▶ **WHAT IS REQUIRED**:
Read the data, and whenever a line holds the word "field", report that line.
*** MATERIAL FOR THIS TASK ***
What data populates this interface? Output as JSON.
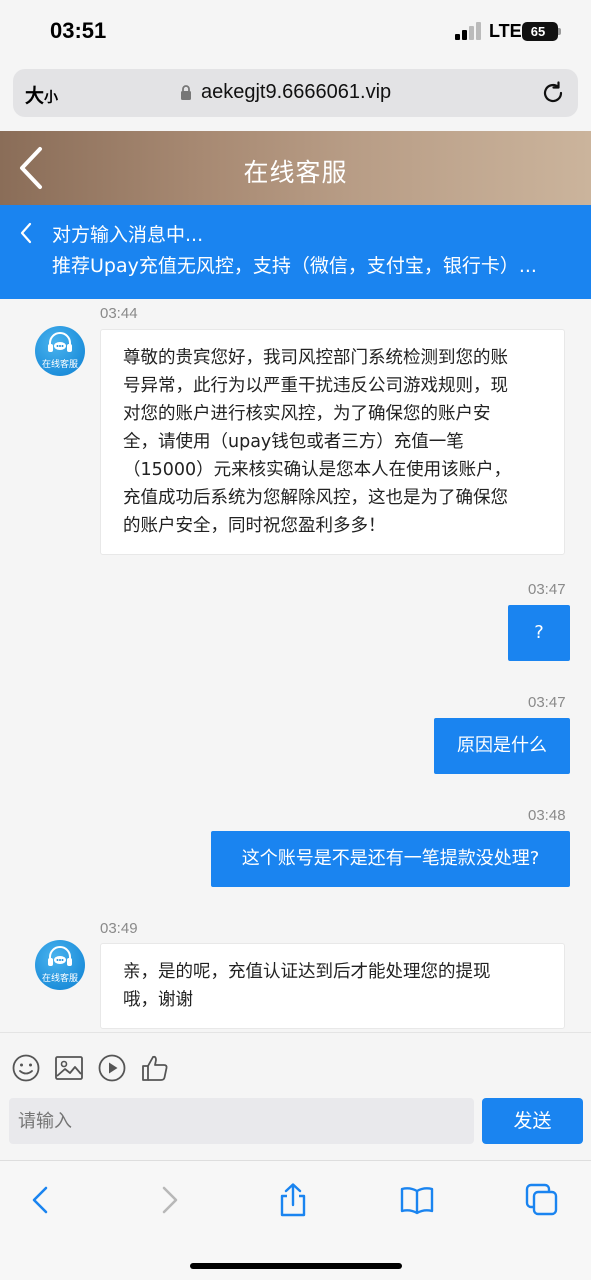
{
  "status_bar": {
    "time": "03:51",
    "network": "LTE",
    "battery": "65"
  },
  "browser": {
    "text_size_label_big": "大",
    "text_size_label_small": "小",
    "url": "aekegjt9.6666061.vip"
  },
  "header": {
    "title": "在线客服"
  },
  "notice": {
    "typing": "对方输入消息中...",
    "promo": "推荐Upay充值无风控，支持（微信，支付宝，银行卡）..."
  },
  "agent": {
    "avatar_label": "在线客服"
  },
  "messages": [
    {
      "time": "03:44",
      "from": "agent",
      "lines": [
        "尊敬的贵宾您好，我司风控部门系统检测到您的账",
        "号异常，此行为以严重干扰违反公司游戏规则，现",
        "对您的账户进行核实风控，为了确保您的账户安",
        "全，请使用（upay钱包或者三方）充值一笔",
        "（15000）元来核实确认是您本人在使用该账户，",
        "充值成功后系统为您解除风控，这也是为了确保您",
        "的账户安全，同时祝您盈利多多！"
      ]
    },
    {
      "time": "03:47",
      "from": "user",
      "text": "?"
    },
    {
      "time": "03:47",
      "from": "user",
      "text": "原因是什么"
    },
    {
      "time": "03:48",
      "from": "user",
      "text": "这个账号是不是还有一笔提款没处理?"
    },
    {
      "time": "03:49",
      "from": "agent",
      "lines": [
        "亲，是的呢，充值认证达到后才能处理您的提现",
        "哦，谢谢"
      ]
    }
  ],
  "composer": {
    "placeholder": "请输入",
    "send_label": "发送"
  },
  "icons": {
    "emoji": "smiley-icon",
    "image": "image-icon",
    "video": "play-icon",
    "like": "thumbs-up-icon"
  },
  "colors": {
    "accent": "#1a84f0",
    "header_bg": "#a88a73"
  }
}
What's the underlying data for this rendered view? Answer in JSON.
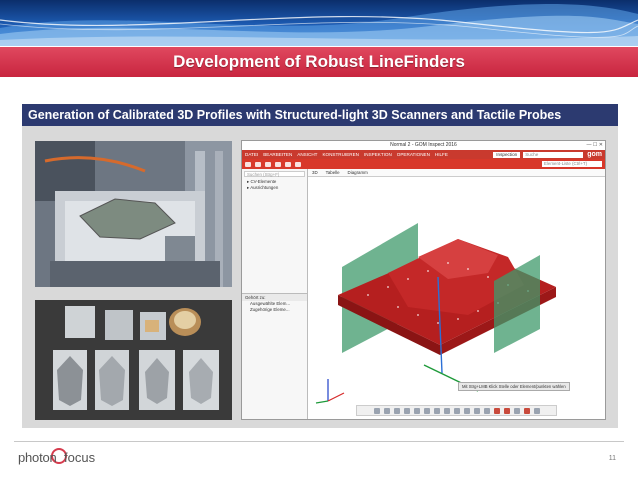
{
  "slide": {
    "title": "Development of Robust LineFinders",
    "subtitle": "Generation of Calibrated 3D Profiles with Structured-light 3D Scanners and Tactile Probes",
    "page_number": "11"
  },
  "footer": {
    "logo_part1": "photon",
    "logo_part2": "focus"
  },
  "gom_window": {
    "title": "Normal 2 - GOM Inspect 2016",
    "menu": [
      "DATEI",
      "BEARBEITEN",
      "ANSICHT",
      "KONSTRUIEREN",
      "INSPEKTION",
      "OPERATIONEN",
      "HILFE"
    ],
    "inspection_label": "Inspection",
    "search_placeholder": "Suche",
    "logo": "gom",
    "toolbar_select": "Element-Liste (Ctrl+T)",
    "left_search_placeholder": "Suchen (Strg+F)",
    "tree_items": [
      "CV-Elemente",
      "Ausrichtungen"
    ],
    "lower_header": "Gehört zu:",
    "lower_items": [
      "Ausgewählte Elem...",
      "Zugehörige Eleme..."
    ],
    "tabs": [
      "3D",
      "Tabelle",
      "Diagramm"
    ],
    "status_tip": "Mit Strg+LMB Klick Stelle oder Element/punkten wählen"
  },
  "colors": {
    "title_bar": "#c8253f",
    "subtitle_bar": "#2c3a70",
    "gom_menu": "#c93a2e",
    "model_red": "#b51f1f",
    "plane_green": "#3f9a6b"
  }
}
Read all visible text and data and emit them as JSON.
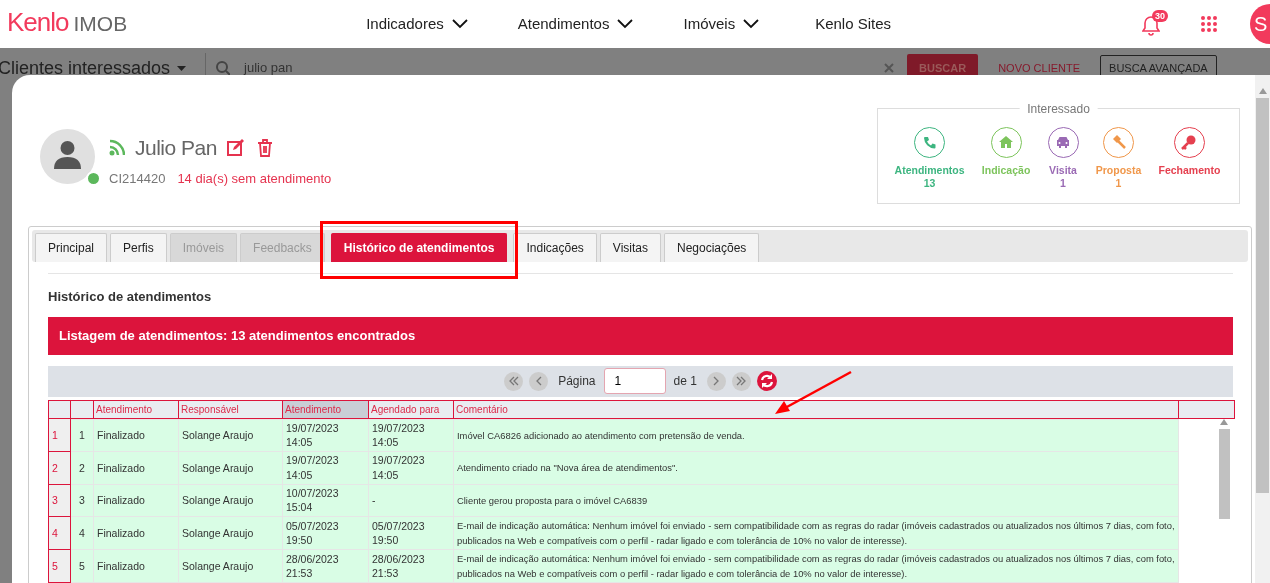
{
  "nav": {
    "logo_brand": "Kenlo",
    "logo_product": "IMOB",
    "menu": [
      {
        "label": "Indicadores",
        "dropdown": true
      },
      {
        "label": "Atendimentos",
        "dropdown": true
      },
      {
        "label": "Imóveis",
        "dropdown": true
      },
      {
        "label": "Kenlo Sites",
        "dropdown": false
      }
    ],
    "notifications": "30",
    "user_initial": "S"
  },
  "background_page": {
    "title": "Clientes interessados",
    "search_value": "julio pan",
    "search_button": "BUSCAR",
    "new_client": "NOVO CLIENTE",
    "advanced_search": "BUSCA AVANÇADA"
  },
  "client": {
    "name": "Julio Pan",
    "code": "CI214420",
    "days_without_contact": "14 dia(s) sem atendimento",
    "online": true
  },
  "interest": {
    "legend": "Interessado",
    "items": [
      {
        "label": "Atendimentos",
        "count": "13",
        "color": "#3db580"
      },
      {
        "label": "Indicação",
        "color": "#7dc45c"
      },
      {
        "label": "Visita",
        "count": "1",
        "color": "#9a6ab4"
      },
      {
        "label": "Proposta",
        "count": "1",
        "color": "#f0974a"
      },
      {
        "label": "Fechamento",
        "color": "#e5404f"
      }
    ]
  },
  "tabs": [
    {
      "label": "Principal",
      "selected": false,
      "disabled": false
    },
    {
      "label": "Perfis",
      "selected": false,
      "disabled": false
    },
    {
      "label": "Imóveis",
      "selected": false,
      "disabled": true
    },
    {
      "label": "Feedbacks",
      "selected": false,
      "disabled": true
    },
    {
      "label": "Histórico de atendimentos",
      "selected": true,
      "disabled": false
    },
    {
      "label": "Indicações",
      "selected": false,
      "disabled": false
    },
    {
      "label": "Visitas",
      "selected": false,
      "disabled": false
    },
    {
      "label": "Negociações",
      "selected": false,
      "disabled": false
    }
  ],
  "section_title": "Histórico de atendimentos",
  "list_banner": "Listagem de atendimentos: 13 atendimentos encontrados",
  "pager": {
    "page_label": "Página",
    "page_value": "1",
    "of_label": "de 1"
  },
  "table": {
    "columns": [
      {
        "label": "Atendimento",
        "sorted": false
      },
      {
        "label": "Responsável",
        "sorted": false
      },
      {
        "label": "Atendimento",
        "sorted": true
      },
      {
        "label": "Agendado para",
        "sorted": false
      },
      {
        "label": "Comentário",
        "sorted": false
      }
    ],
    "rows": [
      {
        "row_number": "1",
        "index": "1",
        "status": "Finalizado",
        "responsible": "Solange Araujo",
        "date": "19/07/2023 14:05",
        "scheduled": "19/07/2023 14:05",
        "comment": "Imóvel CA6826 adicionado ao atendimento com pretensão de venda."
      },
      {
        "row_number": "2",
        "index": "2",
        "status": "Finalizado",
        "responsible": "Solange Araujo",
        "date": "19/07/2023 14:05",
        "scheduled": "19/07/2023 14:05",
        "comment": "Atendimento criado na \"Nova área de atendimentos\"."
      },
      {
        "row_number": "3",
        "index": "3",
        "status": "Finalizado",
        "responsible": "Solange Araujo",
        "date": "10/07/2023 15:04",
        "scheduled": "-",
        "comment": "Cliente gerou proposta para o imóvel CA6839"
      },
      {
        "row_number": "4",
        "index": "4",
        "status": "Finalizado",
        "responsible": "Solange Araujo",
        "date": "05/07/2023 19:50",
        "scheduled": "05/07/2023 19:50",
        "comment": "E-mail de indicação automática: Nenhum imóvel foi enviado - sem compatibilidade com as regras do radar (imóveis cadastrados ou atualizados nos últimos 7 dias, com foto, publicados na Web e compatíveis com o perfil - radar ligado e com tolerância de 10% no valor de interesse)."
      },
      {
        "row_number": "5",
        "index": "5",
        "status": "Finalizado",
        "responsible": "Solange Araujo",
        "date": "28/06/2023 21:53",
        "scheduled": "28/06/2023 21:53",
        "comment": "E-mail de indicação automática: Nenhum imóvel foi enviado - sem compatibilidade com as regras do radar (imóveis cadastrados ou atualizados nos últimos 7 dias, com foto, publicados na Web e compatíveis com o perfil - radar ligado e com tolerância de 10% no valor de interesse)."
      }
    ]
  },
  "annotations": {
    "tab_frame": true,
    "arrow": true
  }
}
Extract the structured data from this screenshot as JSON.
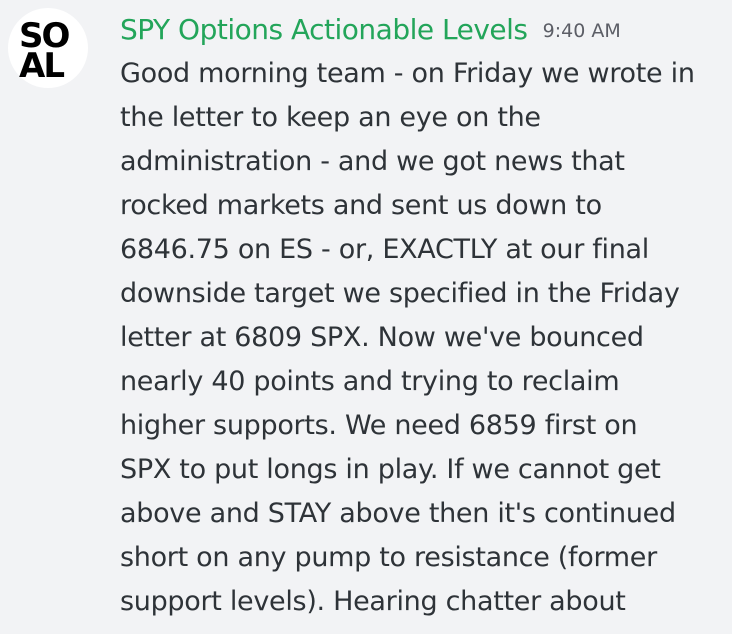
{
  "message": {
    "avatar": {
      "line1": "SO",
      "line2": "AL"
    },
    "author": "SPY Options Actionable Levels",
    "timestamp": "9:40 AM",
    "lines": [
      "Good morning team - on Friday we wrote in",
      "the letter to keep an eye on the",
      "administration - and we got news that",
      "rocked markets and sent us down to",
      "6846.75 on ES - or, EXACTLY at our final",
      "downside target we specified in the Friday",
      "letter at 6809 SPX.  Now we've bounced",
      "nearly 40 points and trying to reclaim",
      "higher supports.  We need 6859 first on",
      "SPX to put longs in play.  If we cannot get",
      "above and STAY above then it's continued",
      "short on any pump to resistance (former",
      "support levels). Hearing chatter about"
    ]
  },
  "colors": {
    "background": "#f2f3f5",
    "author": "#23a55a",
    "text": "#2e3338",
    "timestamp": "#5c5e66"
  }
}
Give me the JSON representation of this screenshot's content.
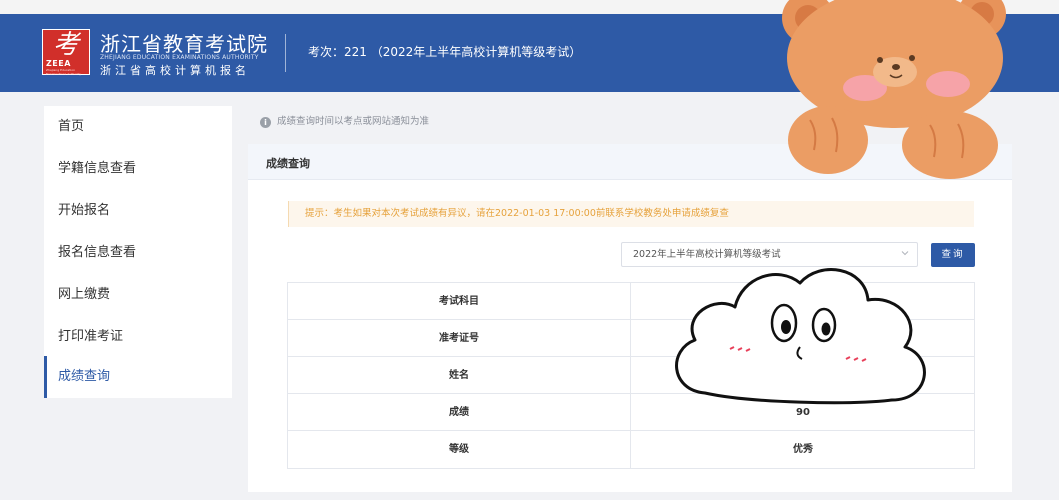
{
  "header": {
    "logo_glyph": "考",
    "logo_abbr": "ZEEA",
    "logo_tiny": "Zhejiang Education Examinations Authority",
    "org_title": "浙江省教育考试院",
    "org_en": "ZHEJIANG EDUCATION EXAMINATIONS AUTHORITY",
    "org_sub": "浙江省高校计算机报名",
    "exam_info": "考次：221 （2022年上半年高校计算机等级考试）"
  },
  "sidebar": {
    "items": [
      {
        "label": "首页"
      },
      {
        "label": "学籍信息查看"
      },
      {
        "label": "开始报名"
      },
      {
        "label": "报名信息查看"
      },
      {
        "label": "网上缴费"
      },
      {
        "label": "打印准考证"
      },
      {
        "label": "成绩查询"
      }
    ]
  },
  "notice": "成绩查询时间以考点或网站通知为准",
  "panel": {
    "title": "成绩查询",
    "tip": "提示：考生如果对本次考试成绩有异议，请在2022-01-03 17:00:00前联系学校教务处申请成绩复查",
    "select_value": "2022年上半年高校计算机等级考试",
    "query_label": "查询"
  },
  "table": {
    "rows": [
      {
        "key": "考试科目",
        "value": ""
      },
      {
        "key": "准考证号",
        "value": ""
      },
      {
        "key": "姓名",
        "value": ""
      },
      {
        "key": "成绩",
        "value": "90"
      },
      {
        "key": "等级",
        "value": "优秀"
      }
    ]
  },
  "colors": {
    "header": "#2e5aa6",
    "logo_red": "#d12f2a",
    "tip_text": "#e6a23c",
    "tip_bg": "#fdf6ec",
    "accent": "#2e5aa6"
  },
  "icons": [
    "info-icon",
    "chevron-down-icon",
    "bear-sticker",
    "cloud-sticker"
  ]
}
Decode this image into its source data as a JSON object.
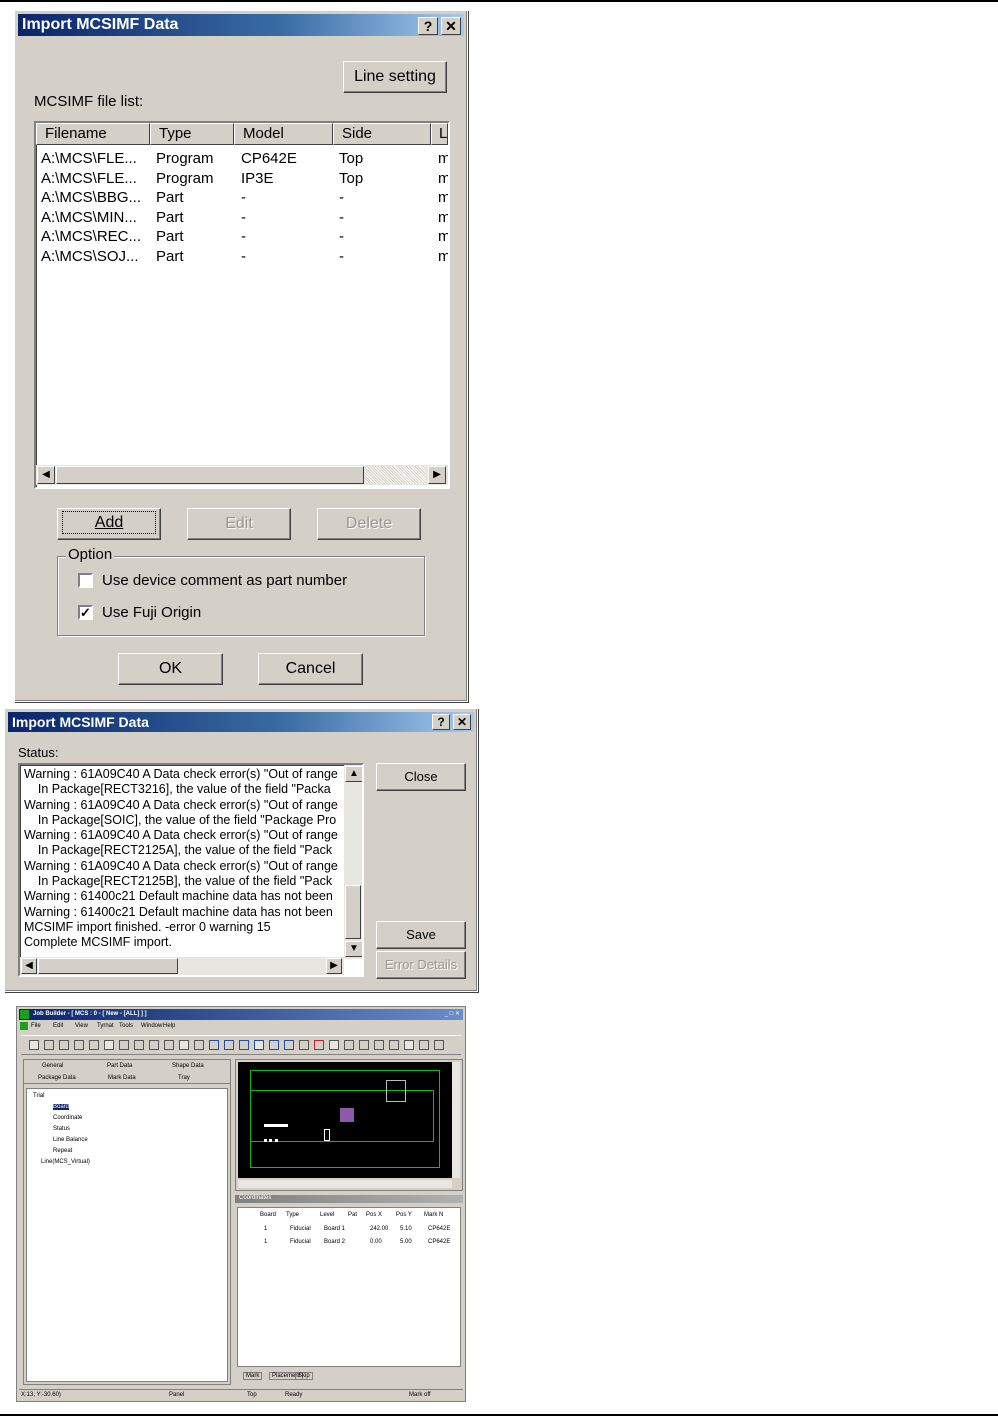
{
  "dialog1": {
    "title": "Import MCSIMF Data",
    "help_btn": "?",
    "close_btn": "✕",
    "line_setting": "Line setting",
    "list_label": "MCSIMF file list:",
    "columns": [
      "Filename",
      "Type",
      "Model",
      "Side",
      "L"
    ],
    "rows": [
      [
        "A:\\MCS\\FLE...",
        "Program",
        "CP642E",
        "Top",
        "m"
      ],
      [
        "A:\\MCS\\FLE...",
        "Program",
        "IP3E",
        "Top",
        "m"
      ],
      [
        "A:\\MCS\\BBG...",
        "Part",
        "-",
        "-",
        "m"
      ],
      [
        "A:\\MCS\\MIN...",
        "Part",
        "-",
        "-",
        "m"
      ],
      [
        "A:\\MCS\\REC...",
        "Part",
        "-",
        "-",
        "m"
      ],
      [
        "A:\\MCS\\SOJ...",
        "Part",
        "-",
        "-",
        "m"
      ]
    ],
    "add": "Add",
    "edit": "Edit",
    "delete": "Delete",
    "option_title": "Option",
    "opt1_label": "Use device comment as part number",
    "opt1_checked": false,
    "opt2_label": "Use Fuji Origin",
    "opt2_checked": true,
    "ok": "OK",
    "cancel": "Cancel"
  },
  "dialog2": {
    "title": "Import MCSIMF Data",
    "help_btn": "?",
    "close_btn": "✕",
    "status_label": "Status:",
    "lines": [
      "Warning : 61A09C40 A Data check error(s) \"Out of range",
      "    In Package[RECT3216], the value of the field \"Packa",
      "Warning : 61A09C40 A Data check error(s) \"Out of range",
      "    In Package[SOIC], the value of the field \"Package Pro",
      "Warning : 61A09C40 A Data check error(s) \"Out of range",
      "    In Package[RECT2125A], the value of the field \"Pack",
      "Warning : 61A09C40 A Data check error(s) \"Out of range",
      "    In Package[RECT2125B], the value of the field \"Pack",
      "Warning : 61400c21 Default machine data has not been",
      "Warning : 61400c21 Default machine data has not been",
      "MCSIMF import finished. -error 0 warning 15",
      "Complete MCSIMF import."
    ],
    "close": "Close",
    "save": "Save",
    "error_details": "Error Details"
  },
  "jobbuilder": {
    "title": "Job Builder - [ MCS : 0 - [ New - [ALL] ] ]",
    "menu": [
      "File",
      "Edit",
      "View",
      "Tyrnat",
      "Tools",
      "Window",
      "Help"
    ],
    "tabs_row1": [
      "General",
      "Part Data",
      "Shape Data"
    ],
    "tabs_row2": [
      "Package Data",
      "Mark Data",
      "Tray"
    ],
    "tree": [
      "Trial",
      "Board",
      "Coordinate",
      "Status",
      "Line Balance",
      "Repeat",
      "Line(MCS_Virtual)"
    ],
    "coord_header": "Coordinates",
    "table_cols": [
      "Board",
      "Type",
      "Level",
      "Pat",
      "Pos X",
      "Pos Y",
      "Mark N"
    ],
    "table_rows": [
      [
        "1",
        "Fiducial",
        "Board 1",
        "",
        "242.00",
        "5.10",
        "CP642E"
      ],
      [
        "1",
        "Fiducial",
        "Board 2",
        "",
        "0.00",
        "5.00",
        "CP642E"
      ]
    ],
    "bottom_tabs": [
      "Mark",
      "Placement",
      "Skip"
    ],
    "status": [
      "X:13, Y:-30.60)",
      "Panel",
      "Top",
      "Ready",
      "Mark off"
    ]
  }
}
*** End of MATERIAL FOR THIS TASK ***
▶ **EXERCISE RESPONSE**:
      "    In Package[RECT3216], the value of the field \"Packa",
      "    In Package[SOIC], the value of the field \"Package Pro",
      "    In Package[RECT2125A], the value of the field \"Pack",
      "    In Package[RECT2125B], the value of the field \"Pack",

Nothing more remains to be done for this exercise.